## Task
Find each line below where the word "Existing" occurs, and copy it.

## Entries shown
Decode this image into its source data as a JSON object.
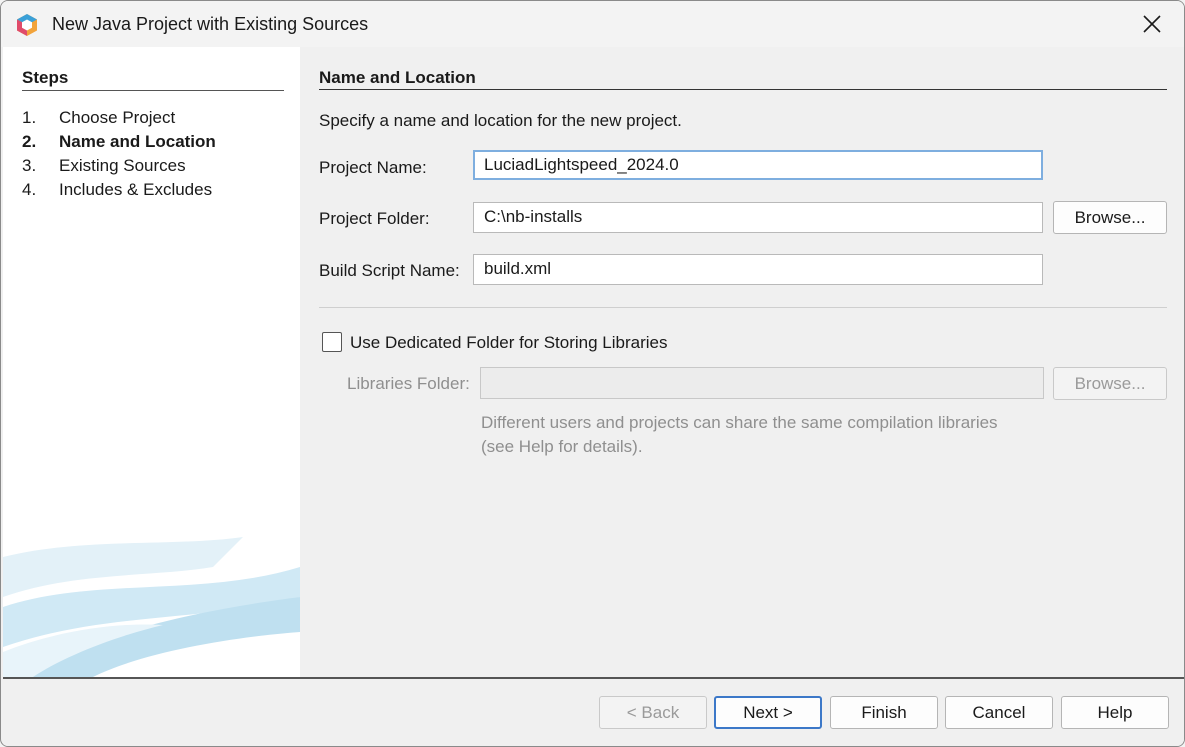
{
  "window": {
    "title": "New Java Project with Existing Sources",
    "app_icon": "netbeans-icon",
    "close_icon": "close-icon"
  },
  "steps": {
    "header": "Steps",
    "items": [
      {
        "num": "1.",
        "label": "Choose Project",
        "current": false
      },
      {
        "num": "2.",
        "label": "Name and Location",
        "current": true
      },
      {
        "num": "3.",
        "label": "Existing Sources",
        "current": false
      },
      {
        "num": "4.",
        "label": "Includes & Excludes",
        "current": false
      }
    ]
  },
  "main": {
    "title": "Name and Location",
    "intro": "Specify a name and location for the new project.",
    "project_name_label": "Project Name:",
    "project_name_value": "LuciadLightspeed_2024.0",
    "project_folder_label": "Project Folder:",
    "project_folder_value": "C:\\nb-installs",
    "browse_label": "Browse...",
    "build_script_label": "Build Script Name:",
    "build_script_value": "build.xml",
    "dedicated_folder_label": "Use Dedicated Folder for Storing Libraries",
    "dedicated_folder_checked": false,
    "libraries_folder_label": "Libraries Folder:",
    "libraries_folder_value": "",
    "libraries_browse_label": "Browse...",
    "help_line1": "Different users and projects can share the same compilation libraries",
    "help_line2": "(see Help for details)."
  },
  "footer": {
    "back_label": "< Back",
    "next_label": "Next >",
    "finish_label": "Finish",
    "cancel_label": "Cancel",
    "help_label": "Help"
  }
}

## Exercise result
    "title": "New Java Project with Existing Sources",
        "label": "Existing Sources",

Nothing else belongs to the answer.